By NBF News
Listen to article

Economic and Financial Crimes Commission (EFCC) has launched investigations into allegations of fraud levelled against the management of the National Economic Reconstruction Fund (NERFUND). The EFCC whose operatives had invited key officials of the NERFUND for questioning, was said to have been inundated with series of petitions by some concerned workers and tenants in the housing estate belonging to NERFUND but being managed by a private estate firm.

EFCC Spokesman, Femi Babafemi, confirmed that the commission was investigating the organization and that the preliminary report of the investigation would soon be out.

In one of the petitions, it was alleged that the NERFUND management had mismanaged the reconstruction scheme by deliberately awarding funds to cronies and phony businesses.

The complainants also submitted that the management had been operating without a board for over 10 years contrary to the extant rules, saying the operations of NERFUND without a board was only to serve the interest of a clique.

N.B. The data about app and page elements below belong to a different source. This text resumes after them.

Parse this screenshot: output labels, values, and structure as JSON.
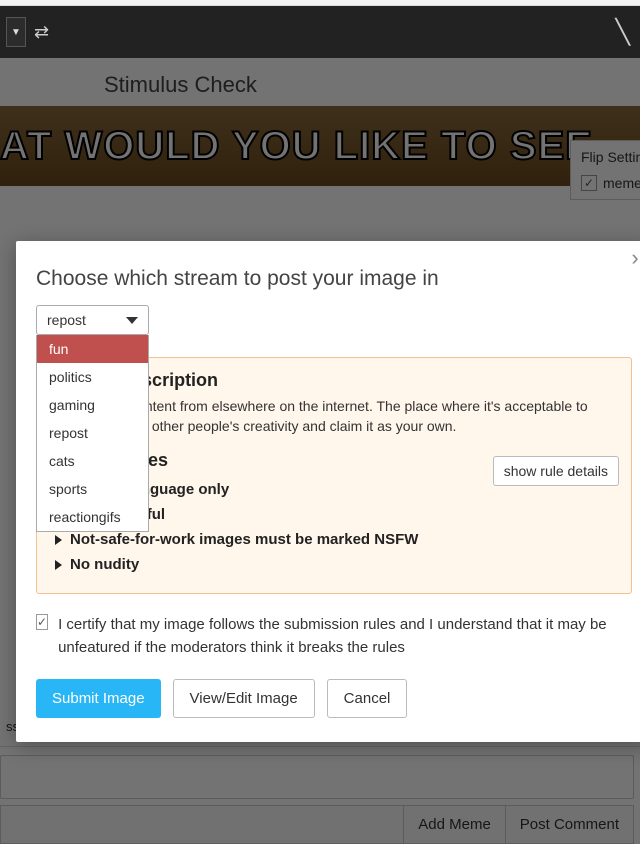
{
  "page_title": "Stimulus Check",
  "hero_text": "AT WOULD YOU LIKE TO SEE",
  "sidebar": {
    "title": "Flip Settings",
    "checkbox_label": "memes",
    "checked": true
  },
  "meta_time": "ss than an hour ago",
  "comment_actions": {
    "add_meme": "Add Meme",
    "post": "Post Comment"
  },
  "modal": {
    "title": "Choose which stream to post your image in",
    "select_value": "repost",
    "options": [
      "fun",
      "politics",
      "gaming",
      "repost",
      "cats",
      "sports",
      "reactiongifs"
    ],
    "highlighted_index": 0,
    "description_heading": "Stream Description",
    "description_text": "Memes and content from elsewhere on the internet. The place where it's acceptable to copy and paste other people's creativity and claim it as your own.",
    "rules_heading": "Stream Rules",
    "show_rule_details": "show rule details",
    "rules": [
      "English language only",
      "Be respectful",
      "Not-safe-for-work images must be marked NSFW",
      "No nudity"
    ],
    "certify_text": "I certify that my image follows the submission rules and I understand that it may be unfeatured if the moderators think it breaks the rules",
    "submit_label": "Submit Image",
    "view_edit_label": "View/Edit Image",
    "cancel_label": "Cancel"
  }
}
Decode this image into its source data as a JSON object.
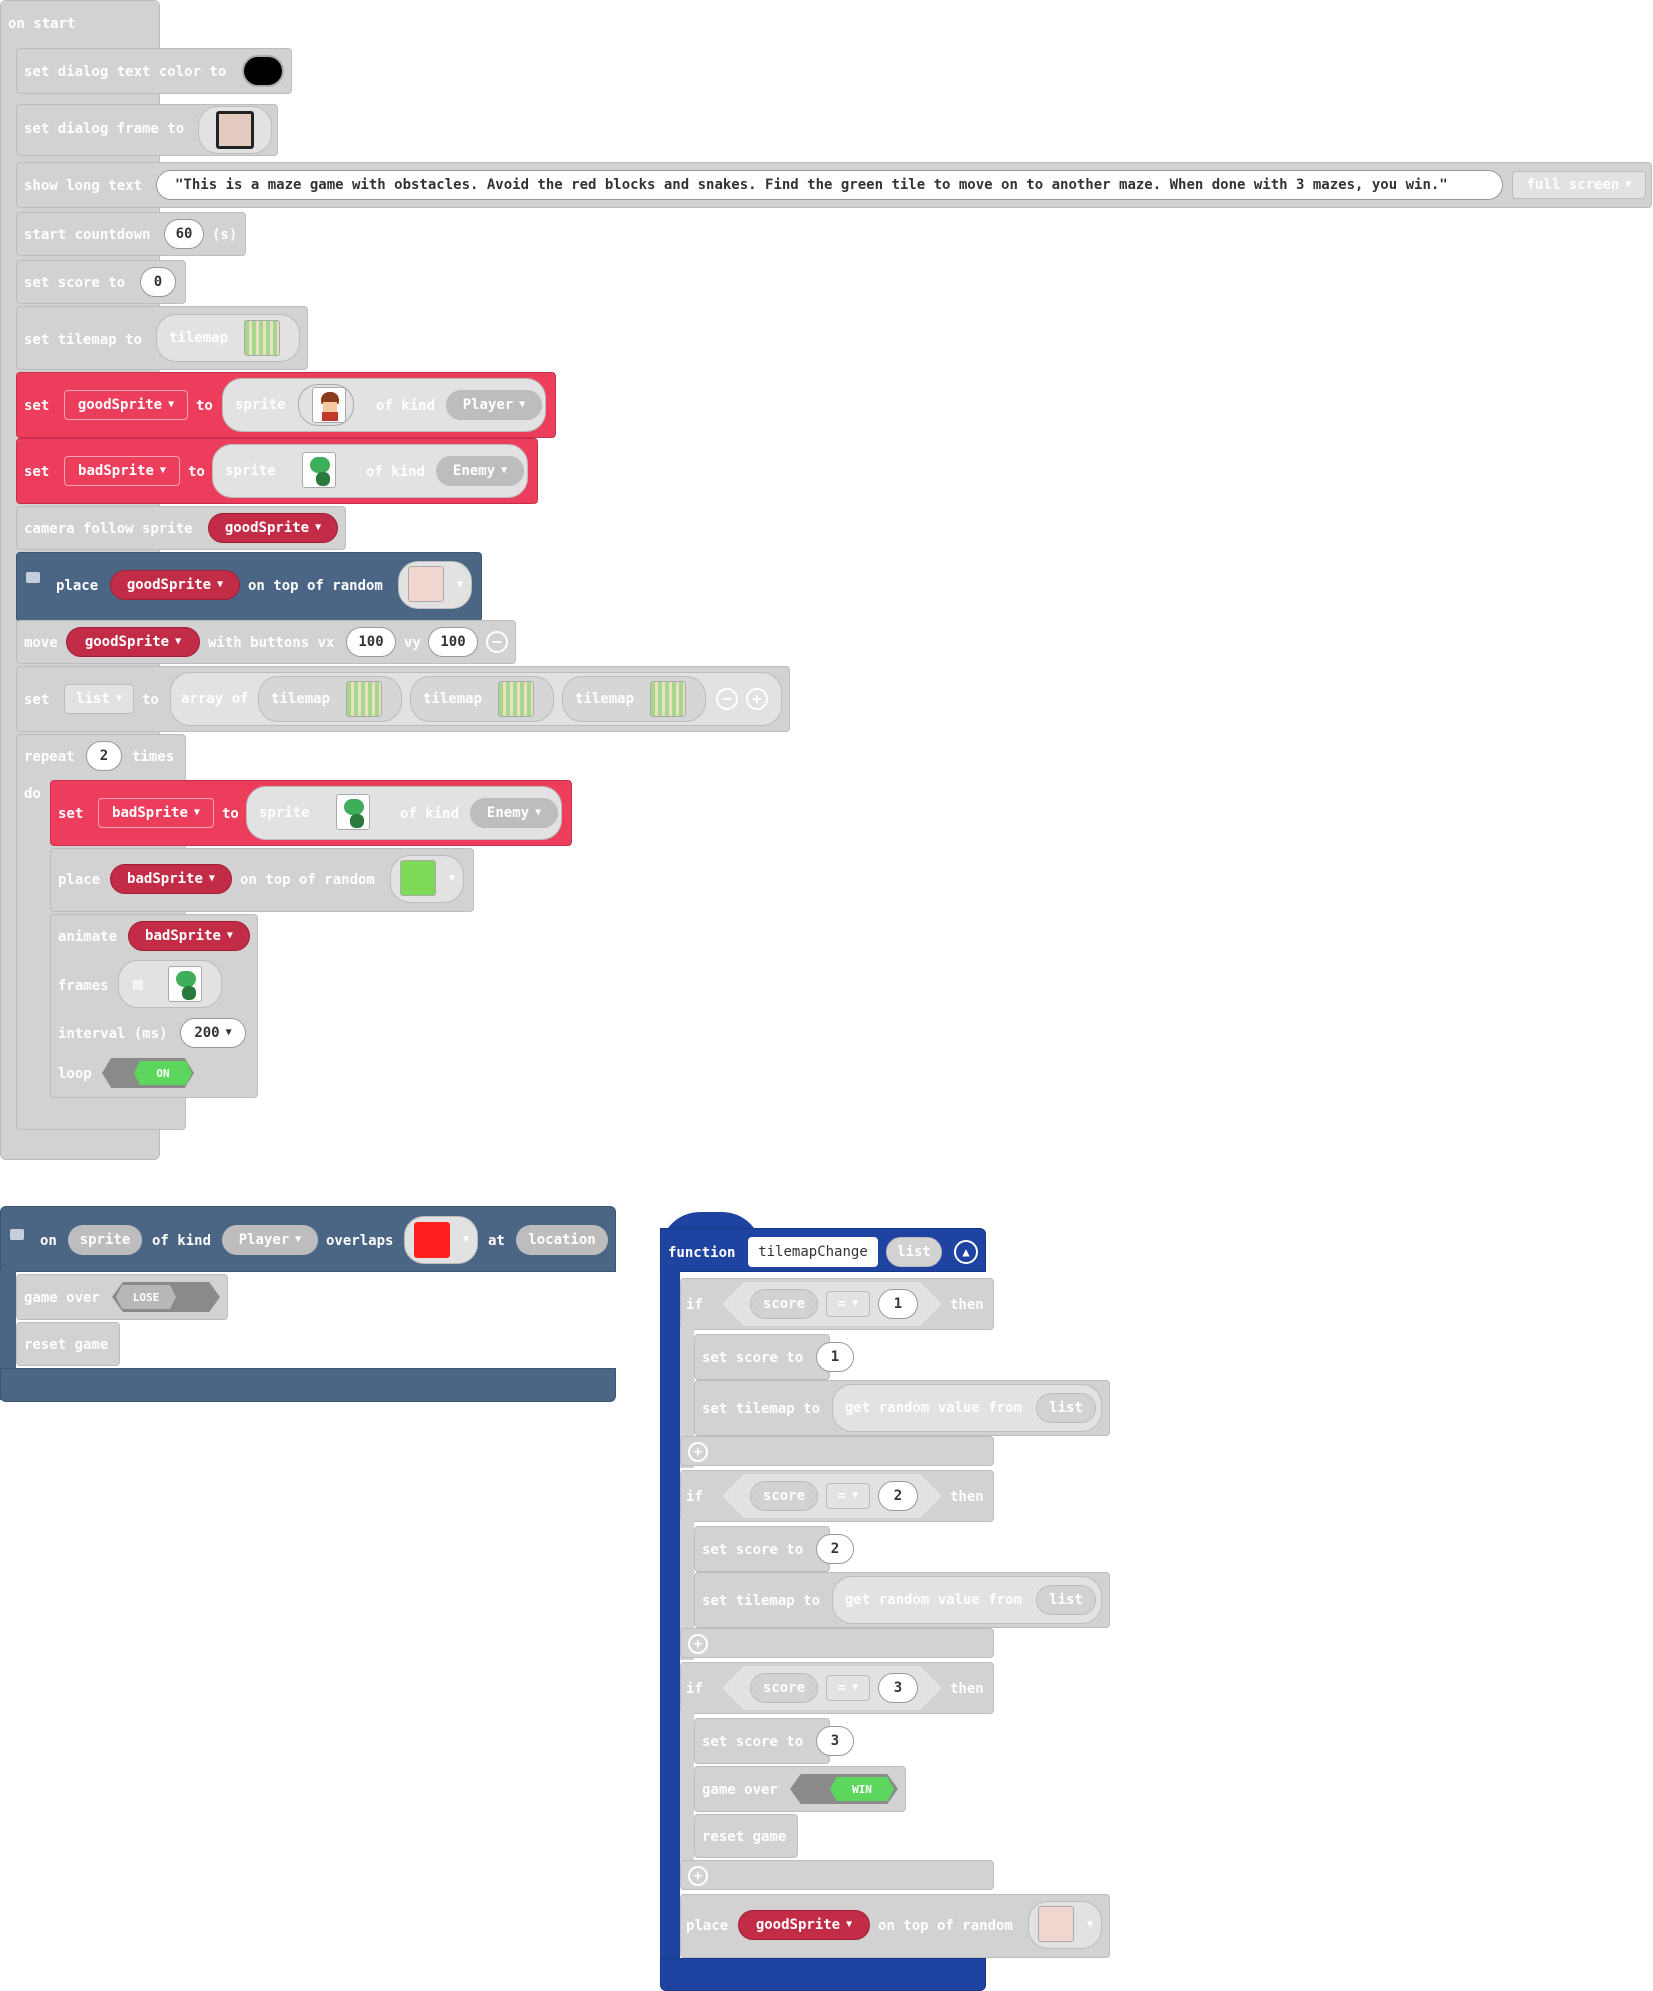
{
  "on_start": {
    "hat": "on start",
    "dialog_color": {
      "label": "set dialog text color to",
      "color": "#000000"
    },
    "dialog_frame": {
      "label": "set dialog frame to"
    },
    "long_text": {
      "label": "show long text",
      "text": "This is a maze game with obstacles. Avoid the red blocks and snakes. Find the green tile to move on to another maze. When done with 3 mazes, you win.",
      "mode": "full screen"
    },
    "countdown": {
      "label": "start countdown",
      "value": "60",
      "unit": "(s)"
    },
    "score": {
      "label": "set score to",
      "value": "0"
    },
    "tilemap": {
      "label": "set tilemap to",
      "value": "tilemap"
    },
    "good": {
      "set": "set",
      "var": "goodSprite",
      "to": "to",
      "sprite": "sprite",
      "kind_label": "of kind",
      "kind": "Player"
    },
    "bad": {
      "set": "set",
      "var": "badSprite",
      "to": "to",
      "sprite": "sprite",
      "kind_label": "of kind",
      "kind": "Enemy"
    },
    "camera": {
      "label": "camera follow sprite",
      "var": "goodSprite"
    },
    "place": {
      "label": "place",
      "var": "goodSprite",
      "mid": "on top of random"
    },
    "move": {
      "label": "move",
      "var": "goodSprite",
      "with": "with buttons vx",
      "vx": "100",
      "vy_label": "vy",
      "vy": "100"
    },
    "set_list": {
      "set": "set",
      "var": "list",
      "to": "to",
      "array": "array of",
      "items": [
        "tilemap",
        "tilemap",
        "tilemap"
      ]
    },
    "repeat": {
      "label": "repeat",
      "count": "2",
      "times": "times",
      "do": "do"
    },
    "inner_bad": {
      "set": "set",
      "var": "badSprite",
      "to": "to",
      "sprite": "sprite",
      "kind_label": "of kind",
      "kind": "Enemy"
    },
    "inner_place": {
      "label": "place",
      "var": "badSprite",
      "mid": "on top of random"
    },
    "animate": {
      "label": "animate",
      "var": "badSprite",
      "frames": "frames",
      "interval": "interval (ms)",
      "interval_value": "200",
      "loop": "loop",
      "loop_value": "ON"
    }
  },
  "overlap": {
    "on": "on",
    "sprite": "sprite",
    "kind_label": "of kind",
    "kind": "Player",
    "overlaps": "overlaps",
    "at": "at",
    "location": "location",
    "tile_color": "#ff1f1f",
    "game_over": {
      "label": "game over",
      "value": "LOSE"
    },
    "reset": "reset game"
  },
  "function": {
    "label": "function",
    "name": "tilemapChange",
    "param": "list",
    "ifs": [
      {
        "if": "if",
        "var": "score",
        "op": "=",
        "value": "1",
        "then": "then",
        "set_score": "set score to",
        "score_value": "1",
        "set_tilemap": "set tilemap to",
        "get": "get random value from",
        "list": "list"
      },
      {
        "if": "if",
        "var": "score",
        "op": "=",
        "value": "2",
        "then": "then",
        "set_score": "set score to",
        "score_value": "2",
        "set_tilemap": "set tilemap to",
        "get": "get random value from",
        "list": "list"
      },
      {
        "if": "if",
        "var": "score",
        "op": "=",
        "value": "3",
        "then": "then",
        "set_score": "set score to",
        "score_value": "3",
        "game_over": "game over",
        "game_over_value": "WIN",
        "reset": "reset game"
      }
    ],
    "place": {
      "label": "place",
      "var": "goodSprite",
      "mid": "on top of random"
    }
  },
  "colors": {
    "gray": "#d2d2d2",
    "sprite_red": "#ec3d5d",
    "scene": "#4b6584",
    "function": "#1e43a0",
    "win_green": "#5cd65c"
  }
}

Besides, some of the tenants in NERFUND estate alleged that rents were being diverted into personal pockets and urged the commission to beam its searchlight on what had become the proceeds from rent being collected from the tenants over the years.

Sources revealed that the existence of the estate which NERFUND acquired from the defunct All State Trust Bank was not known to some of the members of the management until disagreement arose between the tenants and the private firm estate managers.

Aggrieved tenants told Daily Sun that there were plans to sell off the estate at a very ridiculous low price with some property developers coming for inspection, preparatory to eventual disposal.

Managing Director of NERFUND, Baba Gimba, dismissed the allegations of fraud against his management, pointing out that NERFUND had been in limbo for almost ten years and that it was the present management that had been working assiduously towards resuscitating the agency.

He said the management was not into the business of estate management and that it was just by circumstance that it was in possession of an estate which had been given out to people and that informed the plan to sell it.

Gimba explained further that the management had the mandate of the supervising Ministry of Finance to evaluate the housing estate and that it was the Ministry of Works that assessed the buildings and advised his management on the cost, if it is to be disposed.

The interventionist organization, according to him, ran into trouble, some years ago when it could not recover substantial funds given out to help small businesses as the organization's core mandate.

Explaining that there was nothing like fraud, Gimba said NERFUND had disbursed N3.5 billion as loans to 266 out of the 570 that were approved representing about 45 per cent of the approved projects.

NERFUND's journey into comatose, he further explained, began when the then administration of Chief Olusegun Obasanjo conceived the idea of merging the Fund with Bank of Industry (BoI) to streamline their operations since the two organizations seem to have the same focus.

Also when contacted, the estate managing firm, Goddy Ike and Company denied that there was any fraud in the transactions involving the management of the estate.

Said he: 'No fraud took place in NERFUND. Individuals residing in NERFUND house are refusing to pay their rents, we took them to court and their response was to write petitions to EFCC and everybody making unsubstantiated claims of fraud. EFCC has not found any fraud committed by anybody.'